Speaking on RTÉ's This Week, Dr Scally said quarantine controls in Ireland are not strict enough and the only way people should be allowed into Ireland is through a much stricter quarantine regime.
He said that stronger co-operation is needed between the Government and the Northern Assembly to improve harmonisation measures in relation to travel restrictions.
He said Belfast Airport and Dublin Airport, for example, will have different lists of countries you can travel to, with free travel continuing across the Irish border.
He said the "whole system needs to be restructured north and south" and it will only be effective if it is policed.
Dr Scally said there are many quarantine systems in other countries Ireland could learn from to help to reach zero Covid-19 cases and go back to normal life sooner.
He said some countries are asking people coming in to have a test three days before travelling and produce results and then do another test on arrival and be held in quarantine until that is negative.

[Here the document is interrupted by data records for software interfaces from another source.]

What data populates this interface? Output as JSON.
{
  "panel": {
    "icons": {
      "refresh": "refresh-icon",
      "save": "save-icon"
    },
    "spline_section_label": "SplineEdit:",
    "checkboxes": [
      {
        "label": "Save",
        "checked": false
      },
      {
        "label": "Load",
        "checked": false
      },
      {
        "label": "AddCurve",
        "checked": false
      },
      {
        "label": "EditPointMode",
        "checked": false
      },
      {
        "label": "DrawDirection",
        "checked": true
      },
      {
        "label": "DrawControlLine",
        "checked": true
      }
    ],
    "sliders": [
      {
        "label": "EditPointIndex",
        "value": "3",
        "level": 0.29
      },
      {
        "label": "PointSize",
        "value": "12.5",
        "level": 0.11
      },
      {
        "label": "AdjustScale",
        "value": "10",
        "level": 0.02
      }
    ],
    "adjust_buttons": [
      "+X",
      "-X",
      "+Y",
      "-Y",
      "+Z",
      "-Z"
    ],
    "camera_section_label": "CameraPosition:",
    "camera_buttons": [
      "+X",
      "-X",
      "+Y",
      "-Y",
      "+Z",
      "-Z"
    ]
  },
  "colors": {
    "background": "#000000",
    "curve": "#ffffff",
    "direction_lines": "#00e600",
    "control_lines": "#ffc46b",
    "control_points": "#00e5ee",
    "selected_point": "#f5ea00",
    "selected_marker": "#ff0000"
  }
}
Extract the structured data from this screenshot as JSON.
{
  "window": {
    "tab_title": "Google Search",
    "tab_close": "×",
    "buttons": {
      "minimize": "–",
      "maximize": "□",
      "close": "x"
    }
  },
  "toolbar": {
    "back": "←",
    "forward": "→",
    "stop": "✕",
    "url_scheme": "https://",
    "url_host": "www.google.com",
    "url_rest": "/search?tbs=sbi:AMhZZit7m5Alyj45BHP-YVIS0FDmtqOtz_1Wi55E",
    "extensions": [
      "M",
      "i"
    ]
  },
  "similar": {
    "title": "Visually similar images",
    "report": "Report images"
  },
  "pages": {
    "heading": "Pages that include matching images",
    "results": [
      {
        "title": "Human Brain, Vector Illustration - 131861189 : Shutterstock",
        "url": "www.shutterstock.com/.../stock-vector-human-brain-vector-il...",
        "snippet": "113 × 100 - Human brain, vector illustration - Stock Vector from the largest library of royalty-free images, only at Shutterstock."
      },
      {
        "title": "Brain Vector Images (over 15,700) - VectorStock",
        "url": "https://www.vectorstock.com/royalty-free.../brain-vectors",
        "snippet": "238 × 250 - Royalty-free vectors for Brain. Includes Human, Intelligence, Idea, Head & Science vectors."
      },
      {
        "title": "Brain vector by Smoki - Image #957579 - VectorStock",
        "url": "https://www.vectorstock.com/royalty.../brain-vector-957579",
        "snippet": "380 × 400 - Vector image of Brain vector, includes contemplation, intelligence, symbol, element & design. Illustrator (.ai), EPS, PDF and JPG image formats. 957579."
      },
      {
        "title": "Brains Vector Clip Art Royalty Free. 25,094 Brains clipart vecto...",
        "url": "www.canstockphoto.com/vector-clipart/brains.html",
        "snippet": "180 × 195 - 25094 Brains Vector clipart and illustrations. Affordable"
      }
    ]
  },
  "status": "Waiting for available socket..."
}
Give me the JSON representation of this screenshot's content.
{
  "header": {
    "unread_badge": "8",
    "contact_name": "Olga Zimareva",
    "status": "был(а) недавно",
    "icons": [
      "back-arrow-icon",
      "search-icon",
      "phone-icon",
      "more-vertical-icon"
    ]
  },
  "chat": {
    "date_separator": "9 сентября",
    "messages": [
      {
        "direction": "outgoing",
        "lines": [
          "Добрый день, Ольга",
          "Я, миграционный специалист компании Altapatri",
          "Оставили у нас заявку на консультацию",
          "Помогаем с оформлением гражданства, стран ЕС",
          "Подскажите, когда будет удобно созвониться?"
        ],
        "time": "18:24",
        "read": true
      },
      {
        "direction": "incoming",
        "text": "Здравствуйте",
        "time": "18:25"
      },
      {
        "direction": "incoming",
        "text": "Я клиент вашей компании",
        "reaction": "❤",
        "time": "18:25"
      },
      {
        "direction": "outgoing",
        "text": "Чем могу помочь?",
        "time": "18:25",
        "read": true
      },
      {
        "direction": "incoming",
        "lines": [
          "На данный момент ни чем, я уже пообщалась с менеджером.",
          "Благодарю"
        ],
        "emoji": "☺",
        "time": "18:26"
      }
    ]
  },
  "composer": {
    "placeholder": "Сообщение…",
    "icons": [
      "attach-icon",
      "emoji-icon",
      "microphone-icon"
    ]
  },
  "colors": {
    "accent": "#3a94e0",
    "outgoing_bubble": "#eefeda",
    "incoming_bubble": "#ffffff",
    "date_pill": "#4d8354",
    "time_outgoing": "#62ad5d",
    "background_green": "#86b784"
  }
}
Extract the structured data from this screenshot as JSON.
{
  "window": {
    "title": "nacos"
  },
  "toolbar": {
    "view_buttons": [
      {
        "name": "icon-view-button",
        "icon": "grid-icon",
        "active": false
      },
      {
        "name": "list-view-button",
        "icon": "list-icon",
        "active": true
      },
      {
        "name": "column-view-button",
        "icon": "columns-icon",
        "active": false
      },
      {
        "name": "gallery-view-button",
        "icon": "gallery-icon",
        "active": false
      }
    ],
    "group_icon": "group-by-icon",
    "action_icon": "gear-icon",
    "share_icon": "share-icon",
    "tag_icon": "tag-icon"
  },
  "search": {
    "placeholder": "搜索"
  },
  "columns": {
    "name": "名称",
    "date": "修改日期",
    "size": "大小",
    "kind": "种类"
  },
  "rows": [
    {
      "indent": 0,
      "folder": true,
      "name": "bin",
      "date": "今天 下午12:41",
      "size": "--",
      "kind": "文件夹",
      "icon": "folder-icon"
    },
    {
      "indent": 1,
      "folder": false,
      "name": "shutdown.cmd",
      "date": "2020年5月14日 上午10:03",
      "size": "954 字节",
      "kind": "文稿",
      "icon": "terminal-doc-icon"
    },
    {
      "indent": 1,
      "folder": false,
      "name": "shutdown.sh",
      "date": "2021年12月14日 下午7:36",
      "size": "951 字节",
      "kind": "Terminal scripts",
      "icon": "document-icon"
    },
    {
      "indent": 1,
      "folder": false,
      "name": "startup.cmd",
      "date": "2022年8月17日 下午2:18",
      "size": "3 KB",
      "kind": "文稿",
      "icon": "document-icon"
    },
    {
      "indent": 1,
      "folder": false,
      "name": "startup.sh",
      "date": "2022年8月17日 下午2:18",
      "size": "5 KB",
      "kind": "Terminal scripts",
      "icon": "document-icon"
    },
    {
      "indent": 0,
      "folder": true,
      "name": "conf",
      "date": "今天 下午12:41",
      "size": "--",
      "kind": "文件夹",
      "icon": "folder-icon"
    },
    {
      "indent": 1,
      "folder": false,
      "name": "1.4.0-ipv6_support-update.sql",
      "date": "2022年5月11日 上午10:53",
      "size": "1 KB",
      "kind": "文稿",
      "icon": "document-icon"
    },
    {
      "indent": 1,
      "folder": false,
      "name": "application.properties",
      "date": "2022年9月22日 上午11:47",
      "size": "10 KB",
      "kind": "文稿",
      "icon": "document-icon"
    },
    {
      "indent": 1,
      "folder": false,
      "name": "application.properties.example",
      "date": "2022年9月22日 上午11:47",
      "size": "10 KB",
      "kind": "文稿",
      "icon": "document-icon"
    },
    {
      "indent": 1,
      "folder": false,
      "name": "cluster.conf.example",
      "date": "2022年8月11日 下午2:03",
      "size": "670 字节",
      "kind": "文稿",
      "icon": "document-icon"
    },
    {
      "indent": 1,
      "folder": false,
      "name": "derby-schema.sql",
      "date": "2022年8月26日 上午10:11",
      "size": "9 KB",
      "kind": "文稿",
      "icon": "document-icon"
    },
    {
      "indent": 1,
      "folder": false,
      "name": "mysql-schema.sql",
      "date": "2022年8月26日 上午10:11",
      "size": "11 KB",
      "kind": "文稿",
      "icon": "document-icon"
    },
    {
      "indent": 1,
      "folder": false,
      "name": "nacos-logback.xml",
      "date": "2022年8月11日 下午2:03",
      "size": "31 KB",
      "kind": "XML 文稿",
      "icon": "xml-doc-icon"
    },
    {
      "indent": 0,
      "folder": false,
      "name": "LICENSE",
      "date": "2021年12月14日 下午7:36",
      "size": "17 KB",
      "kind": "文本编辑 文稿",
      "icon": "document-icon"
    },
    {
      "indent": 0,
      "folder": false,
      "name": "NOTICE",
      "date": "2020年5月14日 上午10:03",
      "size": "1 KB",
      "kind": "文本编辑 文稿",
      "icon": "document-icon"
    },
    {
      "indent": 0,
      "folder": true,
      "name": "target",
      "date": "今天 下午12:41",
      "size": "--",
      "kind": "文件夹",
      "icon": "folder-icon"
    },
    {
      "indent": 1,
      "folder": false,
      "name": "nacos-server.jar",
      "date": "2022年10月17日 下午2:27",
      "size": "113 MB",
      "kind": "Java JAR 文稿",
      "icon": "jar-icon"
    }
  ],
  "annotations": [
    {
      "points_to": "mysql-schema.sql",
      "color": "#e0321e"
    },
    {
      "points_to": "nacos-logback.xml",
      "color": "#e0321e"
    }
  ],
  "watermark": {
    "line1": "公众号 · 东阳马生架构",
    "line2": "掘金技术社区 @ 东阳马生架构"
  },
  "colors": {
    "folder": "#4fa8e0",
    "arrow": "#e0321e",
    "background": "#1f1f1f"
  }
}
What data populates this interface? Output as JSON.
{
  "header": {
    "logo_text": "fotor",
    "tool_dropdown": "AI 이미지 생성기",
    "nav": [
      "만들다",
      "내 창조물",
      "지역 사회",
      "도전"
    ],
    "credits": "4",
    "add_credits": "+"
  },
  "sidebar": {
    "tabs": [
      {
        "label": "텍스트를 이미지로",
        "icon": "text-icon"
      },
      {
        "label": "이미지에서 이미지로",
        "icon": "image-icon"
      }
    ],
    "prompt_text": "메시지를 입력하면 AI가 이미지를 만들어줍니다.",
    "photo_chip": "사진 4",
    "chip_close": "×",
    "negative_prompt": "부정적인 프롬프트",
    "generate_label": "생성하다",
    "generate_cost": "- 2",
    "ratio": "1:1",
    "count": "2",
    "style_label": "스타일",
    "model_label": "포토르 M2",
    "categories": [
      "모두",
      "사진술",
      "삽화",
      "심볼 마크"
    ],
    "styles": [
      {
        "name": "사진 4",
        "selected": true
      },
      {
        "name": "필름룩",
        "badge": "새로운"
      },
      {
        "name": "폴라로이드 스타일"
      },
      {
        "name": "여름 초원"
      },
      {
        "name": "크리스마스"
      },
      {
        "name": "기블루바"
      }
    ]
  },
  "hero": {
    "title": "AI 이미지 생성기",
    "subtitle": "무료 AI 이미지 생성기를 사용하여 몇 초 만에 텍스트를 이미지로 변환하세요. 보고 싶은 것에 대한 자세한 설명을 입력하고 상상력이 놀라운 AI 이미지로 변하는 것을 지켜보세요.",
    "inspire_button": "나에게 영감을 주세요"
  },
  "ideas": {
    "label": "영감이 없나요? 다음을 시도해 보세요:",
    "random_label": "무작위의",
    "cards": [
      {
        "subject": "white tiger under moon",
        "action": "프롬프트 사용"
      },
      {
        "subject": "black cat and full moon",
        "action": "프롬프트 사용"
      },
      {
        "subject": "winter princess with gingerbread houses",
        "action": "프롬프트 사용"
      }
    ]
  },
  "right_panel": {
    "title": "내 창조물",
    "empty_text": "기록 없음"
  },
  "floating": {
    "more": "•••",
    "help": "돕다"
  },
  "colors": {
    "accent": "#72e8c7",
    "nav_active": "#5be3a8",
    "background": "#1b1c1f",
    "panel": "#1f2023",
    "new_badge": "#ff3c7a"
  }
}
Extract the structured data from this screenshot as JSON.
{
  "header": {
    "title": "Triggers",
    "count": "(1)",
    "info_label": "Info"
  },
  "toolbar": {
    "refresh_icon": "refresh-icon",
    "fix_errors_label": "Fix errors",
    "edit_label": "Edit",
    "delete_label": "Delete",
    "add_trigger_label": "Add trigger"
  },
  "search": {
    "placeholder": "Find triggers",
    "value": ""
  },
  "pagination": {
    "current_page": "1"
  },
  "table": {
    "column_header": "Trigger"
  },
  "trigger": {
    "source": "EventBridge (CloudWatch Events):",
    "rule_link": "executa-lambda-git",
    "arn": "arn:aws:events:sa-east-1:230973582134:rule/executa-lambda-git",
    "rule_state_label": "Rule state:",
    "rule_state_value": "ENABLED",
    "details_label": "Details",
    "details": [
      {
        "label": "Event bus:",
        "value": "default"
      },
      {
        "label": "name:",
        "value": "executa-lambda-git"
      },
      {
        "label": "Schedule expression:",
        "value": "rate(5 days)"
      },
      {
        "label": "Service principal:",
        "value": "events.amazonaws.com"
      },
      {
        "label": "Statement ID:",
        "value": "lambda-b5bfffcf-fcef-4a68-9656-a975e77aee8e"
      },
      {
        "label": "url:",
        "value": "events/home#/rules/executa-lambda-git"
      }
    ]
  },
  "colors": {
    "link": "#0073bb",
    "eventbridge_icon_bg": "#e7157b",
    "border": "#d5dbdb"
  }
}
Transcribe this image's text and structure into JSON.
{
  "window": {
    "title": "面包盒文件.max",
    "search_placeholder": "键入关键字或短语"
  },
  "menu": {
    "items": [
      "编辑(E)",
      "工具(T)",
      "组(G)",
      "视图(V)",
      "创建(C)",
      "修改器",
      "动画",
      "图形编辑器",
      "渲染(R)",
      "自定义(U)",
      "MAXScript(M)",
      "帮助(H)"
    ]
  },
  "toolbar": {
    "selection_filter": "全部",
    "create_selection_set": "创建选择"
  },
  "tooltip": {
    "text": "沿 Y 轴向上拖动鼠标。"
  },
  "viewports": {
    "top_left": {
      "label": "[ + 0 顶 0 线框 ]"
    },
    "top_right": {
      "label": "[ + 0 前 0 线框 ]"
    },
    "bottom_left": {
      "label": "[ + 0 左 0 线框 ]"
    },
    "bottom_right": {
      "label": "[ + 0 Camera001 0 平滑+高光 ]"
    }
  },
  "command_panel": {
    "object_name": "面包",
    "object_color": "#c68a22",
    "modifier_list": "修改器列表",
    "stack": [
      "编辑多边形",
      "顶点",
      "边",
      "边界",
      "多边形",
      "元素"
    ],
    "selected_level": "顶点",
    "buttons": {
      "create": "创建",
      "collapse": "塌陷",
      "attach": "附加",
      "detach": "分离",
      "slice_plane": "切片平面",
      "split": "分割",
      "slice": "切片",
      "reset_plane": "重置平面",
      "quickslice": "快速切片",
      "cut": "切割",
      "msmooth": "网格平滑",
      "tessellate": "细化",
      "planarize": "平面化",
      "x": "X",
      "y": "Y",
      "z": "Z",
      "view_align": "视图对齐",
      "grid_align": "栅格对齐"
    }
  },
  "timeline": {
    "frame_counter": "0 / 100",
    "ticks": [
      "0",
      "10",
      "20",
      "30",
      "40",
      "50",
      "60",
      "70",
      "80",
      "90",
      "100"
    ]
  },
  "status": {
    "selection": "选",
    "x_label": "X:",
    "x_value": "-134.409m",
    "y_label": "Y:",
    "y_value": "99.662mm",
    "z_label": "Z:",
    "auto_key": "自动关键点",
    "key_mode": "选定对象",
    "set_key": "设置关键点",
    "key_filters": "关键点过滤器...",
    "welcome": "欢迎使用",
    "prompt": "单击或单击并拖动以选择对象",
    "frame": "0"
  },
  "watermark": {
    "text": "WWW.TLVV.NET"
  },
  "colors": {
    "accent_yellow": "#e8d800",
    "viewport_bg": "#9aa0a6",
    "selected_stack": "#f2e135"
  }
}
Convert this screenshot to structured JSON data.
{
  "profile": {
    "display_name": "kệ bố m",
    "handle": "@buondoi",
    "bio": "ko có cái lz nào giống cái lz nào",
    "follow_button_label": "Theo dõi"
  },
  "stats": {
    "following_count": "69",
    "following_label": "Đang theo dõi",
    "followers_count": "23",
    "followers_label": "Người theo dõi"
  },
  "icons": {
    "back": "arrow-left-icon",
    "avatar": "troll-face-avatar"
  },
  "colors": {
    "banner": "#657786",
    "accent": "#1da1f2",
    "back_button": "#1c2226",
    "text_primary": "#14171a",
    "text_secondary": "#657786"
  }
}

This would be followed with subsequent temperature checks every day and online follow-up once they enter the country.
Dr Scally said "it would be nonsense not to have any effective quarantine".
He said it is a concern that the numbers of cases are rising here when "we were in touching distance of getting down to zero".
He said "this is a seminal moment for Ireland north and south" in the Covid-19 journey.
He said despite pressure from the airline industry and international tourist industry he would prefer to take the "safe road" and that this is a time for Irish people to stay on the island of Ireland and also restrict visitors to their homes.
Spike in Covid-19 cases 'almost impossible to avoid'
Meanwhile, a leading immunologist has warned that a spike in Covid-19 cases is "almost impossible to avoid".
Professor Luke O'Neill said small outbreaks are OK and can be controlled, but larger spikes, such as what is happening in Melbourne, are of concern.
Speaking on RTÉ's Brendan O'Connor programme, Prof O’Neill said Ireland is "still playing a blinder" with the best numbers in western Europe in terms of the rate of increase.
But, he said, we are in this for the long haul and warned that as winter comes "if we take our eye off the ball, numbers are going to go up".
Prof O'Neill said more indoor activity in Melbourne as well as people socialising and large numbers of immigrant workers being housed together led to the resurgence of the virus there.
He said that 48% of cases in Ireland are among health care workers, "which tells us there are cases in hospitals and shows that even with precautions many are being infected".
He also said the virus is not rampant among young people, with just 2% of cases among younger people.
Prof O'Neill said that the end game is science and a vaccine, but "it will take time" and the US Food and Drug Administration has said that it will require a vaccine given to 70% of the population with 70% efficacy to overcome Covid-19.
Prof O'Neill said that decreasing risk is key to not getting infected.
He said that there may be a case to be made to slowly reopen pubs in rural areas, where mitigation measures are more likely to be effective.
He said all the science says pubs are dangerous environments for the virus to spread and he would not advise large pubs in Dublin reopening soon, but "local bubbles" in a country pub could show a way to open a pub safely.
He said we need to be careful and re-double our efforts, adding "we will overcome this".
Yesterday, Acting Chief Medical Officer Dr Ronan Glynn said: "Arming ourselves with knowledge is the best defence we have against Covid-19.
"Make sure you know the symptoms - cough, fever, shortness of breath, loss of smell/taste - and act quickly in isolating and phoning your GP as early as possible if you experience them."
For Covid-19, the World Health Organization says that data to date suggests that 80% of infections are mild or asymptomatic; 15% are severe infection, requiring oxygen and 5% are critical, requiring ventilation.
Generally, you need to be 15 minutes or more in the vicinity of an infected person and within two metres of them, to be considered at-risk, or a close contact.